===== TASK INPUT =====

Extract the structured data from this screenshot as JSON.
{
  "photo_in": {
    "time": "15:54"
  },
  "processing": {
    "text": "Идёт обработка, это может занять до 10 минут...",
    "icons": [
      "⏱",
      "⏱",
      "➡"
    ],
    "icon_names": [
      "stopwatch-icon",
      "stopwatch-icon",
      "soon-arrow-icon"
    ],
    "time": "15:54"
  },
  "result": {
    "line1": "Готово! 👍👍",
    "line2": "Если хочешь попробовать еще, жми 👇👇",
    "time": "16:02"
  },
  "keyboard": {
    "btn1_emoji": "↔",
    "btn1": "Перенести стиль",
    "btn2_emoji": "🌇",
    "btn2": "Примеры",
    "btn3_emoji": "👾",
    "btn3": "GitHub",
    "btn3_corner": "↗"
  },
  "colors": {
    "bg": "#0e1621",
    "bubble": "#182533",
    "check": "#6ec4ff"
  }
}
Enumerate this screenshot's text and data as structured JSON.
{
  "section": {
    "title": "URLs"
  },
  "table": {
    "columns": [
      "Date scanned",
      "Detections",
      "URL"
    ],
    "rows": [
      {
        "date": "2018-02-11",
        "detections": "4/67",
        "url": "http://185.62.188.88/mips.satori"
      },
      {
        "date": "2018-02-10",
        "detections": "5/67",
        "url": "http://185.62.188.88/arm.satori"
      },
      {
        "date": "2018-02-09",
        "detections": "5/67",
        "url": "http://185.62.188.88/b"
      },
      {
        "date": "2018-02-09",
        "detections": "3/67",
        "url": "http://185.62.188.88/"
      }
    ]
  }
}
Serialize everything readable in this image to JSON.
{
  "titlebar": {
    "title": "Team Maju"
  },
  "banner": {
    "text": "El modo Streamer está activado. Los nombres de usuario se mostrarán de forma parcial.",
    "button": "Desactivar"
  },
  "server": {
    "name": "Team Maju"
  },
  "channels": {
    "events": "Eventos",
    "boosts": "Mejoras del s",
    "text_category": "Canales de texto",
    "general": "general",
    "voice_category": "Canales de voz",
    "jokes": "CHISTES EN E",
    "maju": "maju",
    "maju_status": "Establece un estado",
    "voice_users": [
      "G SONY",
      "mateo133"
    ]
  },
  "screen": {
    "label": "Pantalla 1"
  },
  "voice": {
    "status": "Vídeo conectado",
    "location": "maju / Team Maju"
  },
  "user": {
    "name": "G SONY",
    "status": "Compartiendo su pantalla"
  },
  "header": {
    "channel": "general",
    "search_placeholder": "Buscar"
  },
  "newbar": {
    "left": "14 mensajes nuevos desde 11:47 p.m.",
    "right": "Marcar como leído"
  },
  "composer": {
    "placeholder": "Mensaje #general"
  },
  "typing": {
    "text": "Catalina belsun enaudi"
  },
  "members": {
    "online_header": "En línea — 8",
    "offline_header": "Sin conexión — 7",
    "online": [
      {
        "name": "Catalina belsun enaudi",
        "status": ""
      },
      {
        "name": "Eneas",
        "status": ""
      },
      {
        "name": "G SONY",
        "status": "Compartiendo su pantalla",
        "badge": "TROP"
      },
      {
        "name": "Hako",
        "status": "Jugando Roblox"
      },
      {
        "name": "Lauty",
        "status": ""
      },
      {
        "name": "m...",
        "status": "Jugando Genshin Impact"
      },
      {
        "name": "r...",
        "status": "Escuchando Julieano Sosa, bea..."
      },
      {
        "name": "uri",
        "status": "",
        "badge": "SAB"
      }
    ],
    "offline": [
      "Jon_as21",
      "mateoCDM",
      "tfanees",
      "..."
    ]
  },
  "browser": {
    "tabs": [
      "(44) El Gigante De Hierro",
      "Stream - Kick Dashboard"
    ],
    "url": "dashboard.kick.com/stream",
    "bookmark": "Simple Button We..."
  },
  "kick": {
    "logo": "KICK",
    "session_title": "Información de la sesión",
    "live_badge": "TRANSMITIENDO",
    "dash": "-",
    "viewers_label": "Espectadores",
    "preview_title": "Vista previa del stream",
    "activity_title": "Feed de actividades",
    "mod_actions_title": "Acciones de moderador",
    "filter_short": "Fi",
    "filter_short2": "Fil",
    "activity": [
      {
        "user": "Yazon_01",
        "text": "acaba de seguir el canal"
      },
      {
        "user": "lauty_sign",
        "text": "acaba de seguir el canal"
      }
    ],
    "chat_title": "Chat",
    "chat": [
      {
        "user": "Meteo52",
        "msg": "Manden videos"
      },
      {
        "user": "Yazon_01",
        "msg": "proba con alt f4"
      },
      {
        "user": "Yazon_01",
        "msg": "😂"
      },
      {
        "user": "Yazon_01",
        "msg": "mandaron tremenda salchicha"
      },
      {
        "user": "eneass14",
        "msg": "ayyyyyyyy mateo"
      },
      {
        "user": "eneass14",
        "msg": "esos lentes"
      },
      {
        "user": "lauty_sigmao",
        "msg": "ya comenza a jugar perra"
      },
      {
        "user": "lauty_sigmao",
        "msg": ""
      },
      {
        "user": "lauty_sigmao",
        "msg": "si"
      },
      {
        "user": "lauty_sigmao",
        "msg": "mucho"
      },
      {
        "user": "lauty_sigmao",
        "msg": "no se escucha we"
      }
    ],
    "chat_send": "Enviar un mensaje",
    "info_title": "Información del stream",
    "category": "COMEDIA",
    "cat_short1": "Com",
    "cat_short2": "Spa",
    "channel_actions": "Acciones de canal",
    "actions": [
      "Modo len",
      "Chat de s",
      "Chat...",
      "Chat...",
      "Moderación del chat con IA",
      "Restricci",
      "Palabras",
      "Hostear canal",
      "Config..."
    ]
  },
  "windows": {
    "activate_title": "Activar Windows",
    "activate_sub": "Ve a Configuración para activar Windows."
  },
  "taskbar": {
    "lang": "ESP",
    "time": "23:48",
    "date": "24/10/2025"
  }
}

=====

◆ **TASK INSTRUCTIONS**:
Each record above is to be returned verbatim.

◆ **RESULT**:
Extract the structured data from this screenshot as JSON.
{
  "photo_in": {
    "time": "15:54"
  },
  "processing": {
    "text": "Идёт обработка, это может занять до 10 минут...",
    "icons": [
      "⏱",
      "⏱",
      "➡"
    ],
    "icon_names": [
      "stopwatch-icon",
      "stopwatch-icon",
      "soon-arrow-icon"
    ],
    "time": "15:54"
  },
  "result": {
    "line1": "Готово! 👍👍",
    "line2": "Если хочешь попробовать еще, жми 👇👇",
    "time": "16:02"
  },
  "keyboard": {
    "btn1_emoji": "↔",
    "btn1": "Перенести стиль",
    "btn2_emoji": "🌇",
    "btn2": "Примеры",
    "btn3_emoji": "👾",
    "btn3": "GitHub",
    "btn3_corner": "↗"
  },
  "colors": {
    "bg": "#0e1621",
    "bubble": "#182533",
    "check": "#6ec4ff"
  }
}
Enumerate this screenshot's text and data as structured JSON.
{
  "section": {
    "title": "URLs"
  },
  "table": {
    "columns": [
      "Date scanned",
      "Detections",
      "URL"
    ],
    "rows": [
      {
        "date": "2018-02-11",
        "detections": "4/67",
        "url": "http://185.62.188.88/mips.satori"
      },
      {
        "date": "2018-02-10",
        "detections": "5/67",
        "url": "http://185.62.188.88/arm.satori"
      },
      {
        "date": "2018-02-09",
        "detections": "5/67",
        "url": "http://185.62.188.88/b"
      },
      {
        "date": "2018-02-09",
        "detections": "3/67",
        "url": "http://185.62.188.88/"
      }
    ]
  }
}
Serialize everything readable in this image to JSON.
{
  "titlebar": {
    "title": "Team Maju"
  },
  "banner": {
    "text": "El modo Streamer está activado. Los nombres de usuario se mostrarán de forma parcial.",
    "button": "Desactivar"
  },
  "server": {
    "name": "Team Maju"
  },
  "channels": {
    "events": "Eventos",
    "boosts": "Mejoras del s",
    "text_category": "Canales de texto",
    "general": "general",
    "voice_category": "Canales de voz",
    "jokes": "CHISTES EN E",
    "maju": "maju",
    "maju_status": "Establece un estado",
    "voice_users": [
      "G SONY",
      "mateo133"
    ]
  },
  "screen": {
    "label": "Pantalla 1"
  },
  "voice": {
    "status": "Vídeo conectado",
    "location": "maju / Team Maju"
  },
  "user": {
    "name": "G SONY",
    "status": "Compartiendo su pantalla"
  },
  "header": {
    "channel": "general",
    "search_placeholder": "Buscar"
  },
  "newbar": {
    "left": "14 mensajes nuevos desde 11:47 p.m.",
    "right": "Marcar como leído"
  },
  "composer": {
    "placeholder": "Mensaje #general"
  },
  "typing": {
    "text": "Catalina belsun enaudi"
  },
  "members": {
    "online_header": "En línea — 8",
    "offline_header": "Sin conexión — 7",
    "online": [
      {
        "name": "Catalina belsun enaudi",
        "status": ""
      },
      {
        "name": "Eneas",
        "status": ""
      },
      {
        "name": "G SONY",
        "status": "Compartiendo su pantalla",
        "badge": "TROP"
      },
      {
        "name": "Hako",
        "status": "Jugando Roblox"
      },
      {
        "name": "Lauty",
        "status": ""
      },
      {
        "name": "m...",
        "status": "Jugando Genshin Impact"
      },
      {
        "name": "r...",
        "status": "Escuchando Julieano Sosa, bea..."
      },
      {
        "name": "uri",
        "status": "",
        "badge": "SAB"
      }
    ],
    "offline": [
      "Jon_as21",
      "mateoCDM",
      "tfanees",
      "..."
    ]
  },
  "browser": {
    "tabs": [
      "(44) El Gigante De Hierro",
      "Stream - Kick Dashboard"
    ],
    "url": "dashboard.kick.com/stream",
    "bookmark": "Simple Button We..."
  },
  "kick": {
    "logo": "KICK",
    "session_title": "Información de la sesión",
    "live_badge": "TRANSMITIENDO",
    "dash": "-",
    "viewers_label": "Espectadores",
    "preview_title": "Vista previa del stream",
    "activity_title": "Feed de actividades",
    "mod_actions_title": "Acciones de moderador",
    "filter_short": "Fi",
    "filter_short2": "Fil",
    "activity": [
      {
        "user": "Yazon_01",
        "text": "acaba de seguir el canal"
      },
      {
        "user": "lauty_sign",
        "text": "acaba de seguir el canal"
      }
    ],
    "chat_title": "Chat",
    "chat": [
      {
        "user": "Meteo52",
        "msg": "Manden videos"
      },
      {
        "user": "Yazon_01",
        "msg": "proba con alt f4"
      },
      {
        "user": "Yazon_01",
        "msg": "😂"
      },
      {
        "user": "Yazon_01",
        "msg": "mandaron tremenda salchicha"
      },
      {
        "user": "eneass14",
        "msg": "ayyyyyyyy mateo"
      },
      {
        "user": "eneass14",
        "msg": "esos lentes"
      },
      {
        "user": "lauty_sigmao",
        "msg": "ya comenza a jugar perra"
      },
      {
        "user": "lauty_sigmao",
        "msg": ""
      },
      {
        "user": "lauty_sigmao",
        "msg": "si"
      },
      {
        "user": "lauty_sigmao",
        "msg": "mucho"
      },
      {
        "user": "lauty_sigmao",
        "msg": "no se escucha we"
      }
    ],
    "chat_send": "Enviar un mensaje",
    "info_title": "Información del stream",
    "category": "COMEDIA",
    "cat_short1": "Com",
    "cat_short2": "Spa",
    "channel_actions": "Acciones de canal",
    "actions": [
      "Modo len",
      "Chat de s",
      "Chat...",
      "Chat...",
      "Moderación del chat con IA",
      "Restricci",
      "Palabras",
      "Hostear canal",
      "Config..."
    ]
  },
  "windows": {
    "activate_title": "Activar Windows",
    "activate_sub": "Ve a Configuración para activar Windows."
  },
  "taskbar": {
    "lang": "ESP",
    "time": "23:48",
    "date": "24/10/2025"
  }
}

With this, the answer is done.